How to Use Big Data to Improve Supply Chain Visibility
Mo Data stashed this in Big Data in Supply Chain Mgt and Heavy Industry
According to a July 2014 supply chain research study from Accenture focused on Big Data and supply chain risk management, most organizations have high hopes for using big data analytics in their supply chain but many have had challenges in deploying it. In fact, as noted in the study, “97 percent of executives reported having an understanding of how big data analytics can benefit their supply chain, but only 17 percent reported having already implemented analytics in one or more supply chain functions.”
There are a number of challenges when adopting and deploying a data analytics solution, and it’s important for organizations to clearly define their goals and objectives before embarking on this endeavor. Let’s explore some of the technology changes that organizations should consider as they align their corporate goals and objectives to utilize big data to improve their end-to-end supply chain visibility.
Thanks to changes in technology and digital storage capabilities, companies are now able to collect and amass a huge amount of data from many disparate sources. The question is how to develop and deploy the right data analysis tools and techniques to mine intelligence from that data. To gain visibility into your supply chain, there are a few preliminary steps you must consider.
1. You must implement the proper controls needed to optimize all of the processes throughout your global network. To do this, you have to create a closed-loop process to gain insight into your operations.
2. You need to consider what type of business intelligence tool to implement to obtain the visibility you need to measure and monitor your business across multiple workflows. Many companies explore using a point solution to help with data analytics and day-to-day decision making, while others consider an enterprise-wide solution that enables you to capture, process, and deliver insights into key supply chain processes.
3. Understand that true supply chain visibility is an ongoing endeavor as most organizations are unable to see across the entire supply chain. The lack of visibility, or blind spots, is often due to specific events or lack of integration points with trading partners or suppliers. With these blind spots, organizations are unable to drive the proper metrics to manage day-to-day operations and generate significant business value. Collaborating with trading partners and effectively capturing critical data are key elements to the success of achieving your goal of end-to-end visibility.
There is more to supply chain visibility than a complex set of KPIs. The technology solution you choose needs to capture key events or milestones, where there is collaboration among trading partners and suppliers. To accomplish this, you have to map the individual workflows inside your supply chain to truly capture and understand where the opportunities exist for optimization and process improvement.
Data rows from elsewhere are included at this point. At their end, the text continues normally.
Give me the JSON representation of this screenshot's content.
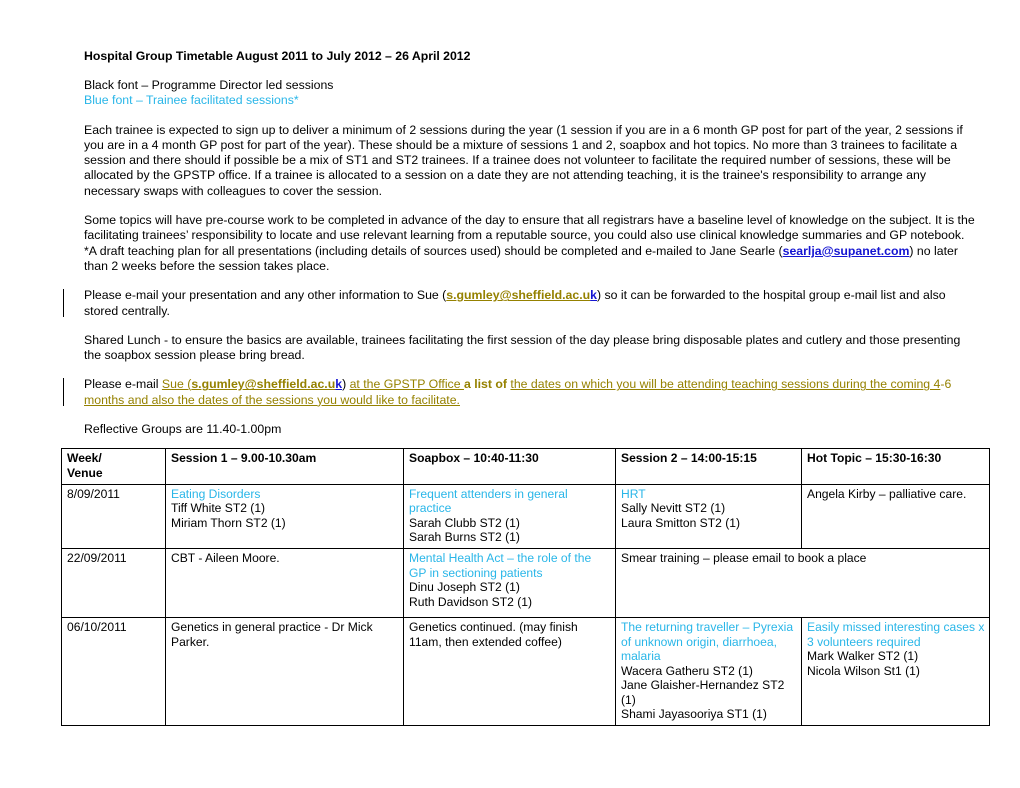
{
  "document": {
    "title": "Hospital Group Timetable August 2011 to July 2012 – 26 April 2012",
    "legend": {
      "black_line": "Black font – Programme Director led sessions",
      "blue_line": "Blue font – Trainee facilitated sessions*"
    },
    "paragraphs": {
      "expectations": "Each trainee is expected to sign up to deliver a minimum of 2 sessions during the year (1 session if you are in a 6 month GP post for part of the year, 2 sessions if you are in a 4 month GP post for part of the year).  These should be a mixture of sessions 1 and 2, soapbox and hot topics. No more than 3 trainees to facilitate a session and there should if possible be a mix of ST1 and ST2 trainees.  If a trainee does not volunteer to facilitate the required number of sessions, these will be allocated by the GPSTP office.  If a trainee is allocated to a session on a date they are not attending teaching, it is the trainee's responsibility to arrange any necessary swaps with colleagues to cover the session.",
      "precourse_part1": "Some topics will have pre-course work to be completed in advance of the day to ensure that all registrars have a baseline level of knowledge on the subject. It is the facilitating trainees’ responsibility to locate and use relevant learning from a reputable source, you could also use clinical knowledge summaries and GP notebook.  *A draft teaching plan for all presentations (including details of sources used) should be completed and e-mailed to Jane Searle (",
      "precourse_email": "searlja@supanet.com",
      "precourse_part2": ") no later than 2 weeks before the session takes place.",
      "presentation_part1": "Please e-mail your presentation and any other information to Sue (",
      "presentation_email_main": "s.gumley@sheffield.ac.u",
      "presentation_email_tail": "k",
      "presentation_part2": ") so it can be forwarded to the hospital group e-mail list and also stored centrally.",
      "shared_lunch": "Shared Lunch - to ensure the basics are available, trainees facilitating the first session of the day please bring disposable plates and cutlery and those presenting the soapbox session please bring bread.",
      "dates_request": {
        "lead": "Please e-mail ",
        "sue_label": "Sue (",
        "email_main": "s.gumley@sheffield.ac.u",
        "email_tail": "k",
        "after_email": ") ",
        "office": "at the GPSTP Office ",
        "mid": "a list of ",
        "tail": "the dates on which you will be attending teaching sessions during the coming 4",
        "dash": "-6",
        "tail2": " months and also the dates of the sessions you would like to facilitate."
      },
      "reflective_groups": "Reflective Groups are 11.40-1.00pm"
    }
  },
  "colors": {
    "trainee_blue": "#29b6e8",
    "email_blue": "#1414d2",
    "olive_link": "#958100",
    "border": "#000000"
  },
  "timetable": {
    "headers": [
      "Week/ Venue",
      "Session 1 – 9.00-10.30am",
      "Soapbox – 10:40-11:30",
      "Session 2 – 14:00-15:15",
      "Hot Topic – 15:30-16:30"
    ],
    "header_week_line1": "Week/",
    "header_week_line2": "Venue",
    "rows": [
      {
        "date": "8/09/2011",
        "session1": {
          "topic": "Eating Disorders",
          "people": [
            "Tiff White ST2 (1)",
            "Miriam Thorn ST2 (1)"
          ]
        },
        "soapbox": {
          "topic": "Frequent attenders in general practice",
          "people": [
            "Sarah Clubb ST2 (1)",
            "Sarah Burns ST2 (1)"
          ]
        },
        "session2": {
          "topic": "HRT",
          "people": [
            "Sally Nevitt ST2 (1)",
            "Laura Smitton ST2 (1)"
          ]
        },
        "hottopic": {
          "topic": "",
          "people": [
            "Angela Kirby – palliative care."
          ]
        }
      },
      {
        "date": "22/09/2011",
        "session1": {
          "topic": "",
          "people": [
            "CBT - Aileen Moore."
          ]
        },
        "soapbox": {
          "topic": "Mental Health Act – the role of the GP in sectioning patients",
          "people": [
            "Dinu Joseph ST2 (1)",
            "Ruth Davidson ST2 (1)"
          ]
        },
        "merged_tail": "Smear training – please email to book a place"
      },
      {
        "date": "06/10/2011",
        "session1": {
          "topic": "",
          "people": [
            "Genetics in general practice - Dr Mick Parker."
          ]
        },
        "soapbox": {
          "topic": "",
          "people": [
            "Genetics continued.  (may finish 11am, then extended coffee)"
          ]
        },
        "session2": {
          "topic": "The returning traveller – Pyrexia of unknown origin, diarrhoea, malaria",
          "people": [
            "Wacera Gatheru ST2 (1)",
            "Jane Glaisher-Hernandez ST2 (1)",
            "Shami Jayasooriya ST1 (1)"
          ]
        },
        "hottopic": {
          "topic": "Easily missed interesting cases x 3 volunteers required",
          "people": [
            "Mark Walker ST2 (1)",
            "Nicola Wilson St1 (1)"
          ]
        }
      }
    ]
  }
}
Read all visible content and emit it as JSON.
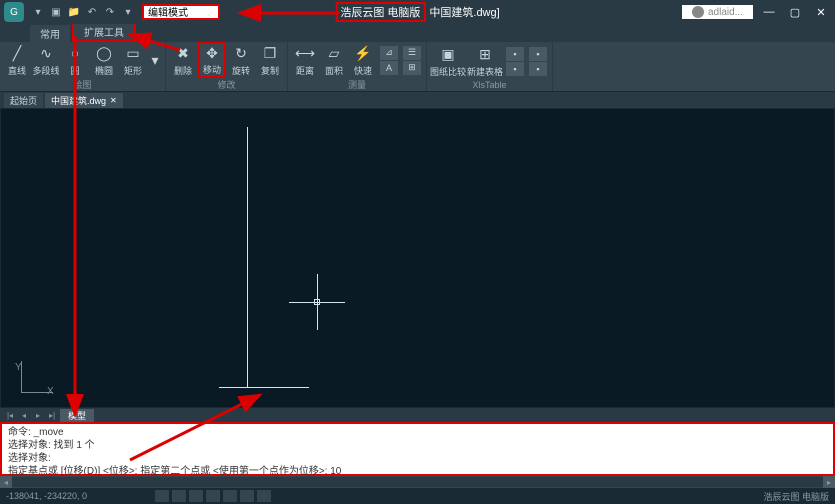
{
  "title": {
    "brand": "浩辰云图 电脑版",
    "file": "中国建筑.dwg]",
    "user": "adlaid...",
    "search_value": "编辑模式"
  },
  "tabs": {
    "main": "常用",
    "ext": "扩展工具"
  },
  "ribbon": {
    "draw": {
      "line": "直线",
      "polyline": "多段线",
      "circle": "圆",
      "ellipse": "椭圆",
      "rect": "矩形",
      "group": "绘图"
    },
    "edit": {
      "delete": "删除",
      "move": "移动",
      "rotate": "旋转",
      "copy": "复制",
      "group": "修改"
    },
    "measure": {
      "dist": "距离",
      "area": "面积",
      "quick": "快速",
      "group": "测量"
    },
    "compare": {
      "drawing": "图纸比较",
      "new_table": "新建表格",
      "xlstable": "XlsTable",
      "group": "图纸比较"
    }
  },
  "file_tabs": {
    "start": "起始页",
    "current": "中国建筑.dwg"
  },
  "ucs": {
    "x": "X",
    "y": "Y"
  },
  "layout": {
    "model": "模型"
  },
  "command": {
    "l1": "命令: _move",
    "l2": "选择对象: 找到 1 个",
    "l3": "选择对象:",
    "l4": "指定基点或 [位移(D)] <位移>:   指定第二个点或 <使用第一个点作为位移>: 10"
  },
  "status": {
    "coords": "-138041, -234220, 0",
    "brand_footer": "浩辰云图 电脑版"
  }
}
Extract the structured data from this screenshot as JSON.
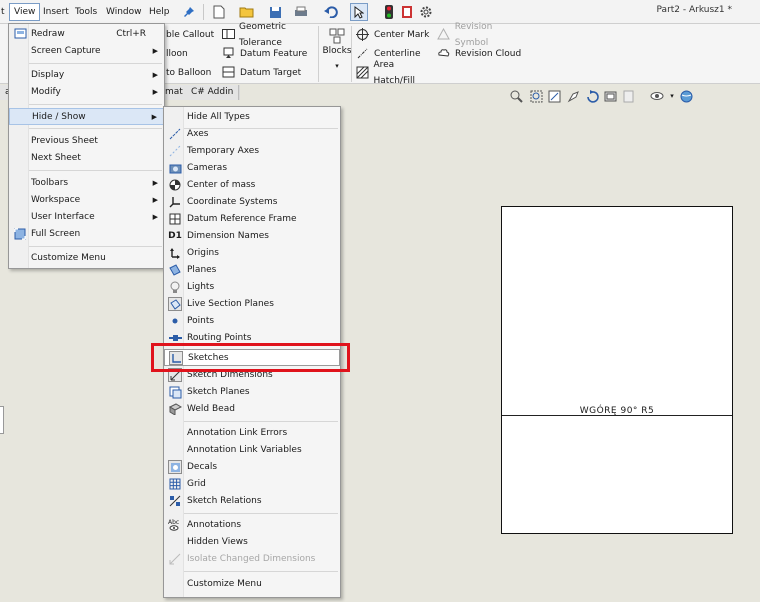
{
  "menubar": {
    "items": [
      {
        "label": "t"
      },
      {
        "label": "View"
      },
      {
        "label": "Insert"
      },
      {
        "label": "Tools"
      },
      {
        "label": "Window"
      },
      {
        "label": "Help"
      }
    ],
    "document_title": "Part2 - Arkusz1 *"
  },
  "ribbon": {
    "left_col": [
      "ble Callout",
      "lloon",
      "to Balloon"
    ],
    "annotate_col": [
      "Geometric Tolerance",
      "Datum Feature",
      "Datum Target"
    ],
    "blocks_label": "Blocks",
    "center_col": [
      "Center Mark",
      "Centerline",
      "Area Hatch/Fill"
    ],
    "revision_col": [
      "Revision Symbol",
      "Revision Cloud"
    ]
  },
  "tabs": [
    "al",
    "mat",
    "C# Addin"
  ],
  "view_menu": {
    "items": [
      {
        "label": "Redraw",
        "shortcut": "Ctrl+R",
        "icon": "redraw-icon"
      },
      {
        "label": "Screen Capture",
        "submenu": true
      },
      {
        "label": "Display",
        "submenu": true
      },
      {
        "label": "Modify",
        "submenu": true
      },
      {
        "label": "Hide / Show",
        "submenu": true,
        "highlighted": true
      },
      {
        "label": "Previous Sheet"
      },
      {
        "label": "Next Sheet"
      },
      {
        "label": "Toolbars",
        "submenu": true
      },
      {
        "label": "Workspace",
        "submenu": true
      },
      {
        "label": "User Interface",
        "submenu": true
      },
      {
        "label": "Full Screen",
        "icon": "full-screen-icon"
      },
      {
        "label": "Customize Menu"
      }
    ]
  },
  "hide_show_menu": {
    "items": [
      {
        "label": "Hide All Types"
      },
      {
        "label": "Axes",
        "icon": "axes-icon"
      },
      {
        "label": "Temporary Axes",
        "icon": "temporary-axes-icon"
      },
      {
        "label": "Cameras",
        "icon": "camera-icon"
      },
      {
        "label": "Center of mass",
        "icon": "center-of-mass-icon"
      },
      {
        "label": "Coordinate Systems",
        "icon": "coordinate-system-icon"
      },
      {
        "label": "Datum Reference Frame",
        "icon": "datum-reference-frame-icon"
      },
      {
        "label": "Dimension Names",
        "icon": "dimension-names-icon"
      },
      {
        "label": "Origins",
        "icon": "origin-icon"
      },
      {
        "label": "Planes",
        "icon": "plane-icon"
      },
      {
        "label": "Lights",
        "icon": "light-bulb-icon"
      },
      {
        "label": "Live Section Planes",
        "icon": "live-section-plane-icon"
      },
      {
        "label": "Points",
        "icon": "point-icon"
      },
      {
        "label": "Routing Points",
        "icon": "routing-point-icon"
      },
      {
        "label": "Sketches",
        "icon": "sketch-icon",
        "highlighted": true
      },
      {
        "label": "Sketch Dimensions",
        "icon": "sketch-dimension-icon"
      },
      {
        "label": "Sketch Planes",
        "icon": "sketch-plane-icon"
      },
      {
        "label": "Weld Bead",
        "icon": "weld-bead-icon"
      },
      {
        "label": "Annotation Link Errors"
      },
      {
        "label": "Annotation Link Variables"
      },
      {
        "label": "Decals",
        "icon": "decal-icon"
      },
      {
        "label": "Grid",
        "icon": "grid-icon"
      },
      {
        "label": "Sketch Relations",
        "icon": "sketch-relations-icon"
      },
      {
        "label": "Annotations",
        "icon": "annotations-icon"
      },
      {
        "label": "Hidden Views"
      },
      {
        "label": "Isolate Changed Dimensions",
        "disabled": true,
        "icon": "isolate-dimensions-icon"
      },
      {
        "label": "Customize Menu"
      }
    ]
  },
  "drawing": {
    "sheet_label": "WGÓRĘ 90° R5"
  },
  "colors": {
    "highlight_box": "#e0131c",
    "menu_highlight": "#dbe7f6",
    "canvas": "#e7e6dd"
  }
}
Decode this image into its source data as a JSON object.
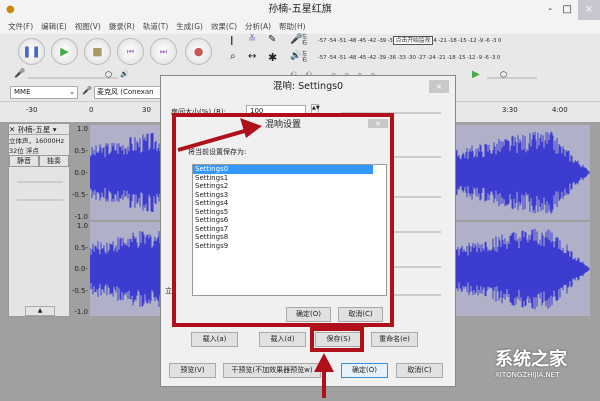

This is where the platform approach to supply chain management comes into play. Creating a single dashboard or a series of KPIs is a good start, but in order to have end-to-end visibility you have to take a much broader approach and include visibility tools that sit on top of the complex workflows, consume the data within the platform, and allow you to capture those key interactions (collaboration events) as data points. Once you capture those collaboration events, you can tie them to your dashboards and KPIs; obtaining updates on those events will be invaluable, and the possibilities are limitless. You can track workflow events from purchase order all the way through the fulfilment process up to consignee delivery confirmation (P.O. to P.O.D). Adding your trading partners and suppliers to your visibility solution will foster stronger relationships, improve contract negotiations, increase awareness of bottlenecks, and provide many opportunities for business/process improvement.
To improve supply chain visibility you need to align your goals and set the right expectations for the use of Big Data in data flows, data capture, and data analysis. It is important to understand your workflows and data flows to capture the appropriate data needed for analytics, but it doesn’t have to be an all or nothing affair. You can start small with a few trading partners and expand over time. The key is to select the right partner or application based on your short-term and long-term goals for Big Data analytics. For true end-to-end supply chain visibility, keep in mind that you have to implement a solid technology solution that can tie all of this together and provide a robust set of KPIs and dashboards. The ultimate goals should include the ability to gain insight into your supply chain activities, provide the opportunity to proactively respond to changes, gain a cross-functional view of your supply chain, and ultimately optimize your supply chain performance.
Larry Lewis is the Director of Product Marketing responsible for driving Kewill’s solutions across the Courier, Express and Parcel markets with responsibilities for the company’s multi-modal shipping and spend management products and services. Larry has over 12 years of experience in software and high-tech industries. Prior to Kewill, he was the co-founder, CTO and COO of Pointandship Software where he led the design and development teams for their Shipping Expense Management software. Prior to co-founding Pointandship Software, Larry was the COO at Comm360 System Integrators.